Ours was an era that ignored such trivialities as the whims of a bored, little girl. With no internet, interaction, or entertainment, children were expected to amuse themselves. So propping my elbows on our shag orange carpet, I spent most of my summers on my stomach, immersed in the Wonderful World of Peanuts.


Black and white pages beckoned me like a looking glass into another realm. Despite the simple line drawings of pen and ink, these cartoon characters were my friends, cheerfully inviting me to crawl into their animated dominion. Together, we flew kites, kicked footballs, and even skated on ice ponds throughout those long, Texas Julys.

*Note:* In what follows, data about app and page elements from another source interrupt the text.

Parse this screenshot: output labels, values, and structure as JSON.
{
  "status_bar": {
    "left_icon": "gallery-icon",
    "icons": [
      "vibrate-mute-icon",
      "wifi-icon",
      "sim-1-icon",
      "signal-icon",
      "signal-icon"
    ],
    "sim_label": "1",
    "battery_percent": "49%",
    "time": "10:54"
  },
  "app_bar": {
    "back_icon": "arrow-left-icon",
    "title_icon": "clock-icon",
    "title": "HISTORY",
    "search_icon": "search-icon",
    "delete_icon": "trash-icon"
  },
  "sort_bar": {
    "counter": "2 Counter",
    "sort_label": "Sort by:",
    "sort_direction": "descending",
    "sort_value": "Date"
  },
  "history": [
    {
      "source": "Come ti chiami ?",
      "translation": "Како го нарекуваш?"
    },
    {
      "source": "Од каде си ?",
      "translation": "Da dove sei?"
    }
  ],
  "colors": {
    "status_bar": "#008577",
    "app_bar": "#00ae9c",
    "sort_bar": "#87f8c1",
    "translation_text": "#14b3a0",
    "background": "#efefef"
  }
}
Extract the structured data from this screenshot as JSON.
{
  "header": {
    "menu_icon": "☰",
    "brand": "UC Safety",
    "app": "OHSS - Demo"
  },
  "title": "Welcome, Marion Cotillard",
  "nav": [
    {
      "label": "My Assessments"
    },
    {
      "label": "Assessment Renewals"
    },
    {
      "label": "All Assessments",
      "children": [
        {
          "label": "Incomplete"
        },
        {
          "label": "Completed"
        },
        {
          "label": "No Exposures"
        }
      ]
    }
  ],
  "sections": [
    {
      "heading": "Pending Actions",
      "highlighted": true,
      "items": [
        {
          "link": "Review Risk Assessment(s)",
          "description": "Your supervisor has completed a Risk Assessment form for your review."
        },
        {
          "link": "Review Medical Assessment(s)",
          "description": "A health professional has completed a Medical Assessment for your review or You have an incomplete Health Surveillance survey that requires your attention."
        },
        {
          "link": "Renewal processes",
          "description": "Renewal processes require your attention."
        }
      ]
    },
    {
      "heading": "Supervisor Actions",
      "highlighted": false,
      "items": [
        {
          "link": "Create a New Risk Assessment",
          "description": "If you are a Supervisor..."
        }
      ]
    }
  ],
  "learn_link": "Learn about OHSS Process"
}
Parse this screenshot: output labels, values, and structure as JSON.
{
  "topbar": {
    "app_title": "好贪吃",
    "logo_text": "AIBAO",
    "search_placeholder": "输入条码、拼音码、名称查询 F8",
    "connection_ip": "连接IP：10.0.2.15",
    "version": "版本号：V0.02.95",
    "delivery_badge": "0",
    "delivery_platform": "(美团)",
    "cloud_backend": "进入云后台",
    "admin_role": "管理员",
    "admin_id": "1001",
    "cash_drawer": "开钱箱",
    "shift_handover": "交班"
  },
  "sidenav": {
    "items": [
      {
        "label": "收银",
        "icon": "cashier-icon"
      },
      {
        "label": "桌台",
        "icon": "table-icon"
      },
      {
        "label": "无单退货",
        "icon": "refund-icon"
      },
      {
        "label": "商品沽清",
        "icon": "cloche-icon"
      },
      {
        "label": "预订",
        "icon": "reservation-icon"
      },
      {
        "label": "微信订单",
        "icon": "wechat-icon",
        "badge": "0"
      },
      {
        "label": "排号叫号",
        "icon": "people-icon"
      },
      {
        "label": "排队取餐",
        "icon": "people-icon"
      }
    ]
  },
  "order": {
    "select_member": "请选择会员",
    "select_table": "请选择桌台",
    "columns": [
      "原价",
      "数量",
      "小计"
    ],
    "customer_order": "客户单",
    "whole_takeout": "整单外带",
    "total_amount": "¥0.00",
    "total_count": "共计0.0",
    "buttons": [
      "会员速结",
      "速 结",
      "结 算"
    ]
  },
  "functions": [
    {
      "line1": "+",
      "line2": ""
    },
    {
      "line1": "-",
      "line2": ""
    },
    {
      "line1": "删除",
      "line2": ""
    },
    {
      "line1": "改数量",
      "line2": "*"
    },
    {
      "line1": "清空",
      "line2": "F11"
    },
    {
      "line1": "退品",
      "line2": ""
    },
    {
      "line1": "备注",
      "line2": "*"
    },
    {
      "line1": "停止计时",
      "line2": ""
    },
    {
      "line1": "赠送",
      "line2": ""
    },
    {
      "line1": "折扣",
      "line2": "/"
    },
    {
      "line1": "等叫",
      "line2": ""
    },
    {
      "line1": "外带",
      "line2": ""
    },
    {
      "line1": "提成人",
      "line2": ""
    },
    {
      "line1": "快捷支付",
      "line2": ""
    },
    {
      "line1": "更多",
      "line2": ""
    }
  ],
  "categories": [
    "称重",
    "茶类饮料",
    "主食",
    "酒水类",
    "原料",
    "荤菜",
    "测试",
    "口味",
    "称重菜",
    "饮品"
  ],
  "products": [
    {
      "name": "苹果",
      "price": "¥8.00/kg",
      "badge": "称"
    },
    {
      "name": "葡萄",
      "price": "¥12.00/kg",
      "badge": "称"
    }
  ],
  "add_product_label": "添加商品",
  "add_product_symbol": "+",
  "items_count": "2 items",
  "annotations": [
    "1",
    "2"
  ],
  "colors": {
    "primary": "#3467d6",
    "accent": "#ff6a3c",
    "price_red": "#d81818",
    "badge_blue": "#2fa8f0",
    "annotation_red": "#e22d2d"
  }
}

I was never alone. I had a girlfriend named Lucy, a little bird named Woodstock, and a companion named Frieda with naturally, curly hair. In the course of a few short weeks, I leapt into autumn with Linus (“Never jump into a pile of leaves with a wet sucker”), leaned against the mailbox with Charlie Brown (“Waiting for Valentine’s”), and learned to appreciate Pig Pen’s dusty appearance (“He could have on him some of the soil of ancient Babylon”). I even struggled with a beagle, strip by strip, to find the best sentence for his upcoming novel (“It was a dark and stormy night”) and then shared Snoopy’s heartbreak when he finally heard back from his publisher (“He’s gone into ‘rejection-slip’ shock”).


After a glorious August, I returned to the halls of magic markers, floor wax, and recess sweat. I traded my paperbacks for hardbacks, and exchanged my imagination for determination — all for the sake of an education. Although the renewed personal interactions were pleasant, I occasionally found myself fondly recalling the two-dimensional friendships I’d so enjoyed during those dog days of summer.


One quiet Saturday afternoon, I rejoined my Peanuts pals as they lay looking at the clouds. I stepped into the picture just in time to hear Lucy ask Linus what he saw in the sky. “Well,” he answered, “those clouds up there look like the map of the British Honduras on the Caribbean… That cloud up there looks a little like the profile of Thomas Eakins, the famous painter and sculptor… And that group of clouds over there gives me the impression of the stoning of Stephen… I can see the apostle Paul standing there to one side…”


When asked the same question, Charlie Brown didn’t disappoint. “I was going to say I saw a ducky and a horsie,” he told Lucy and I, “but I changed my mind.”


I smiled knowing I was not alone, but at home, down a dusty, dirt road with friends.